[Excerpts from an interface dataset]
※
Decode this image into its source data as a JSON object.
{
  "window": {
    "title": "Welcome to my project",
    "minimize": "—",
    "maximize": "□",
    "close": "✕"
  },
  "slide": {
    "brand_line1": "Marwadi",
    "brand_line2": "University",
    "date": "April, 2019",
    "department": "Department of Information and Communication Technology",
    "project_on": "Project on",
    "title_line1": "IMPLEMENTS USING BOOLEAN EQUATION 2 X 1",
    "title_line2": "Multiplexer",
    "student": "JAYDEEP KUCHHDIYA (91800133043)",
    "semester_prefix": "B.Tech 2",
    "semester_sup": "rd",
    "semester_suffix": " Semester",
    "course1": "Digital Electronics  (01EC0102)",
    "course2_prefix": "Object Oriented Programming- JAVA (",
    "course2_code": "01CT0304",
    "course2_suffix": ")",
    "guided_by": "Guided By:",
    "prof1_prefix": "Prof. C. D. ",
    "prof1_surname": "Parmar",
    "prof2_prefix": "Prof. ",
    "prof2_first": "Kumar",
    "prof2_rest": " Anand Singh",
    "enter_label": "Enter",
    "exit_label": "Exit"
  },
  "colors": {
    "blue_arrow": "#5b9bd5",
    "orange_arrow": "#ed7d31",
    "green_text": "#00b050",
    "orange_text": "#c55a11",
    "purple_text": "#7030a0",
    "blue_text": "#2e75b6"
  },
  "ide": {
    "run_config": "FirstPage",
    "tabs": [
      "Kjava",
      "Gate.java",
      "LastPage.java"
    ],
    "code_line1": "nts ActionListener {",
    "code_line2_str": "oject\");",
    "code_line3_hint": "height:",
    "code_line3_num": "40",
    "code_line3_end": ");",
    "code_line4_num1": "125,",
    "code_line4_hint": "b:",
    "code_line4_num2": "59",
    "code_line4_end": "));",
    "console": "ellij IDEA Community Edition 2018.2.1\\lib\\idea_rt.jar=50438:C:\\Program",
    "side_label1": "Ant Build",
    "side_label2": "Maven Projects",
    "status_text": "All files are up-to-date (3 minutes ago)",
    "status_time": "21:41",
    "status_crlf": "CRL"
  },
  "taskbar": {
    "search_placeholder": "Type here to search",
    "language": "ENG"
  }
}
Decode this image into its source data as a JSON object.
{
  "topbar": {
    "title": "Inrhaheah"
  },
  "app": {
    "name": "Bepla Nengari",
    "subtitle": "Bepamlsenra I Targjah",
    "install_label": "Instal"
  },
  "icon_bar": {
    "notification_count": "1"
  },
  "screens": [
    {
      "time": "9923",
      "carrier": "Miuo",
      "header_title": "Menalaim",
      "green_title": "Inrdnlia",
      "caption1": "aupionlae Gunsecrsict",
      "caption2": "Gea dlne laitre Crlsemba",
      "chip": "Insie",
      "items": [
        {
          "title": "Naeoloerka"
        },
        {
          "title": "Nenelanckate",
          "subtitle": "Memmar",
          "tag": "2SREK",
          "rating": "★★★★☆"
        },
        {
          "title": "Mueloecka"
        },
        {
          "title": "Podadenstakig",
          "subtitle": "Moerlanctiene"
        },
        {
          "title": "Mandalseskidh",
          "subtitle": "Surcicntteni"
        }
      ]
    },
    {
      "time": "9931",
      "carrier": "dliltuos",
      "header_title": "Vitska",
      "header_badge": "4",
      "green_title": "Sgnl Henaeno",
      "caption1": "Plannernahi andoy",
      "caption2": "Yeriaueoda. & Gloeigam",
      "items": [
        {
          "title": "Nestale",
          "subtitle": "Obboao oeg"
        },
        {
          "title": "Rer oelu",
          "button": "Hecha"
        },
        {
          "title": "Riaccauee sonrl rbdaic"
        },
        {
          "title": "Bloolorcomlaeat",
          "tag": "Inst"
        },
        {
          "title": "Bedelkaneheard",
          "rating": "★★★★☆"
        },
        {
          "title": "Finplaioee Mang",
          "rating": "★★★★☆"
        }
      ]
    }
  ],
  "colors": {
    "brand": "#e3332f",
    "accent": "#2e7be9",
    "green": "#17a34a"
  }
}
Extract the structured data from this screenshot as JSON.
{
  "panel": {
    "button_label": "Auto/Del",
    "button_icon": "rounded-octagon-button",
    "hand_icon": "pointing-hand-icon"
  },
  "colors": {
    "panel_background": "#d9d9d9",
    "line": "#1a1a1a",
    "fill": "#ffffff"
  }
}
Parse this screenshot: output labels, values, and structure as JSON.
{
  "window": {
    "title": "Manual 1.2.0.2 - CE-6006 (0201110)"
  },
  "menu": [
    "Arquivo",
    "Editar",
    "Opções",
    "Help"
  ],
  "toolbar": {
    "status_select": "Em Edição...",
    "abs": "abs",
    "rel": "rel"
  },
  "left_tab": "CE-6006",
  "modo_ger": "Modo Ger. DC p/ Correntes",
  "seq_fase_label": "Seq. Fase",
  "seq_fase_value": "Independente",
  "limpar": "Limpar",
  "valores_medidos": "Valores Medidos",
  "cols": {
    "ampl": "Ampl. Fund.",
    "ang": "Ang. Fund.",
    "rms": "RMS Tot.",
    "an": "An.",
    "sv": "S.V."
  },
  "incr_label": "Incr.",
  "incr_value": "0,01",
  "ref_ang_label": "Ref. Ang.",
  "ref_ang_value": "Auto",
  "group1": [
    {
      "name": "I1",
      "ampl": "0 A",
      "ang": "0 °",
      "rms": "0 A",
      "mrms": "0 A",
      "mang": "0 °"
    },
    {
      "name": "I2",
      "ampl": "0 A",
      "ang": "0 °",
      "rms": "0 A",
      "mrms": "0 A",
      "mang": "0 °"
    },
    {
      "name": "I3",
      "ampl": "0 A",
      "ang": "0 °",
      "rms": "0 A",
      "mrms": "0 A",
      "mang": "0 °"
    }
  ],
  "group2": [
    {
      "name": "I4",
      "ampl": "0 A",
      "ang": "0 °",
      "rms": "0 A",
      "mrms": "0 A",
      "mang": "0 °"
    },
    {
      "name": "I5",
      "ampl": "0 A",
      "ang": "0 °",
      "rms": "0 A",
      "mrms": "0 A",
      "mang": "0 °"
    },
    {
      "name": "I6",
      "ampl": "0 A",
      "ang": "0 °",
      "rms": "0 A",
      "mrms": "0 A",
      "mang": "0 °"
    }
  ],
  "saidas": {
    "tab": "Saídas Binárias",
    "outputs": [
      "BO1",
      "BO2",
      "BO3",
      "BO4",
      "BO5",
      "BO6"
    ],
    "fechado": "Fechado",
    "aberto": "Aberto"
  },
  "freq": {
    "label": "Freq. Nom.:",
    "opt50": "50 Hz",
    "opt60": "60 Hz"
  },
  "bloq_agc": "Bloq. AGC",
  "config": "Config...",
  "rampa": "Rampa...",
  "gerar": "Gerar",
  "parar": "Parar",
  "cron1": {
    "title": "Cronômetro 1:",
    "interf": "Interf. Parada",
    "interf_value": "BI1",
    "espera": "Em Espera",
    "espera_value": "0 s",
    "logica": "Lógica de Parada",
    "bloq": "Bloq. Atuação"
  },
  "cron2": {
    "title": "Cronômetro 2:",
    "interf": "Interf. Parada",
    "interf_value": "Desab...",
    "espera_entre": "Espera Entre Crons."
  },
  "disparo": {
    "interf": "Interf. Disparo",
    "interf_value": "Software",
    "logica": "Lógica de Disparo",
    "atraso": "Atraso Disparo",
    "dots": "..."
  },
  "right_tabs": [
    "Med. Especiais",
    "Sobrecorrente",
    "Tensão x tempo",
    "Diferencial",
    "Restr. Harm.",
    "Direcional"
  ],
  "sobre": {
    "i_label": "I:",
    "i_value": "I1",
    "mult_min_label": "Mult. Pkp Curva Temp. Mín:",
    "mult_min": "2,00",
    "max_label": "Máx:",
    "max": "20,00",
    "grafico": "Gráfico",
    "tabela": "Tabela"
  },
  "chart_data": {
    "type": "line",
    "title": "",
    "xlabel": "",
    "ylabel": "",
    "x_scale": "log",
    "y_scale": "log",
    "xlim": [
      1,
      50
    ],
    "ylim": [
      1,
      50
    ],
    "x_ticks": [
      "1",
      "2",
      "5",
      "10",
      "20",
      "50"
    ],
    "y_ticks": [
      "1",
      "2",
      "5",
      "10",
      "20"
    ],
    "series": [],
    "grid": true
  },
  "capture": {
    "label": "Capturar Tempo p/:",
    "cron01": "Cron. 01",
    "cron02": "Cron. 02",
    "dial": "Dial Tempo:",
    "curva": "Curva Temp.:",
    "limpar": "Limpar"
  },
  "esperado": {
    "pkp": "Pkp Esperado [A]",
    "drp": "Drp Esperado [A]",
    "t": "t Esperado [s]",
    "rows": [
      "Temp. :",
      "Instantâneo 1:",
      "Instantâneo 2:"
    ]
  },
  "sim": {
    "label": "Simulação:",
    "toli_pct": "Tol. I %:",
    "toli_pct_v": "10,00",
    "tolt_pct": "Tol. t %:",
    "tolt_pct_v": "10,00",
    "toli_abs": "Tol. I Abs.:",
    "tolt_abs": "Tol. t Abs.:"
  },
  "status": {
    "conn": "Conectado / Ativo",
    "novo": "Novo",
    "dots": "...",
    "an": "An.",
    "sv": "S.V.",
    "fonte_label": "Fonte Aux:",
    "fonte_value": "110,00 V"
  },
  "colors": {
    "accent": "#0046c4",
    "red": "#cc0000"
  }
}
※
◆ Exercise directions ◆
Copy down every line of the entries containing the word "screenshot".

◆ Exercise response ◆
Extract the structured data from this screenshot as JSON.
Parse this screenshot: output labels, values, and structure as JSON.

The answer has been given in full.